● EXERCISE PROMPT
Retype the data below, every word of it, exactly.
START RAW DATA
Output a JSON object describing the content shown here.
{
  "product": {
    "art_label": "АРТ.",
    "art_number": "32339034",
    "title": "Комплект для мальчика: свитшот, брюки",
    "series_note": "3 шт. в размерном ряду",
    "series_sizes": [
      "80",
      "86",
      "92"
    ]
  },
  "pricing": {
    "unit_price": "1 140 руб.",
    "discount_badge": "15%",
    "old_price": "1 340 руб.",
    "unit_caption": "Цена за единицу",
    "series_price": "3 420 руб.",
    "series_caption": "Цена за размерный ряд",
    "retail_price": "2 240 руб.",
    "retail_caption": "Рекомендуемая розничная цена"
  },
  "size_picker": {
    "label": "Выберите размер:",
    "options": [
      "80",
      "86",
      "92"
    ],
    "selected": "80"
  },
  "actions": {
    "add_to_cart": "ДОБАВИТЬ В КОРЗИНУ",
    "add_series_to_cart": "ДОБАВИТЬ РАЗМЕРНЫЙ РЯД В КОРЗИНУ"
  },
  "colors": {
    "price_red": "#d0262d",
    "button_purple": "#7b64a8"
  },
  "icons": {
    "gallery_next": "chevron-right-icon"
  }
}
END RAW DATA
● YOUR RESPONSE
Output a JSON object describing the content shown here.
{
  "product": {
    "art_label": "АРТ.",
    "art_number": "32339034",
    "title": "Комплект для мальчика: свитшот, брюки",
    "series_note": "3 шт. в размерном ряду",
    "series_sizes": [
      "80",
      "86",
      "92"
    ]
  },
  "pricing": {
    "unit_price": "1 140 руб.",
    "discount_badge": "15%",
    "old_price": "1 340 руб.",
    "unit_caption": "Цена за единицу",
    "series_price": "3 420 руб.",
    "series_caption": "Цена за размерный ряд",
    "retail_price": "2 240 руб.",
    "retail_caption": "Рекомендуемая розничная цена"
  },
  "size_picker": {
    "label": "Выберите размер:",
    "options": [
      "80",
      "86",
      "92"
    ],
    "selected": "80"
  },
  "actions": {
    "add_to_cart": "ДОБАВИТЬ В КОРЗИНУ",
    "add_series_to_cart": "ДОБАВИТЬ РАЗМЕРНЫЙ РЯД В КОРЗИНУ"
  },
  "colors": {
    "price_red": "#d0262d",
    "button_purple": "#7b64a8"
  },
  "icons": {
    "gallery_next": "chevron-right-icon"
  }
}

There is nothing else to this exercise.